#### [Your goal]
A verbatim reprint of the records below is what this exercise asks for.

Stored items from a collection
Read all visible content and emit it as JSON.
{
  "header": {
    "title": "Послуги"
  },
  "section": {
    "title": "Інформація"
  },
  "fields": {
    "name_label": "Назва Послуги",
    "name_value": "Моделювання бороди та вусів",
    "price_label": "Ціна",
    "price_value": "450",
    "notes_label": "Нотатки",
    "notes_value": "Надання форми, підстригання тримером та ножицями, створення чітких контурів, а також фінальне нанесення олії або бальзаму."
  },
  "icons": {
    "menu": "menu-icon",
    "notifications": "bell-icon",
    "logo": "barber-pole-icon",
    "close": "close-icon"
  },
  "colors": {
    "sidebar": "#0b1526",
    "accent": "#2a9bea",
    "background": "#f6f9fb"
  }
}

#### [Result for this exercise]
Read all visible content and emit it as JSON.
{
  "header": {
    "title": "Послуги"
  },
  "section": {
    "title": "Інформація"
  },
  "fields": {
    "name_label": "Назва Послуги",
    "name_value": "Моделювання бороди та вусів",
    "price_label": "Ціна",
    "price_value": "450",
    "notes_label": "Нотатки",
    "notes_value": "Надання форми, підстригання тримером та ножицями, створення чітких контурів, а також фінальне нанесення олії або бальзаму."
  },
  "icons": {
    "menu": "menu-icon",
    "notifications": "bell-icon",
    "logo": "barber-pole-icon",
    "close": "close-icon"
  },
  "colors": {
    "sidebar": "#0b1526",
    "accent": "#2a9bea",
    "background": "#f6f9fb"
  }
}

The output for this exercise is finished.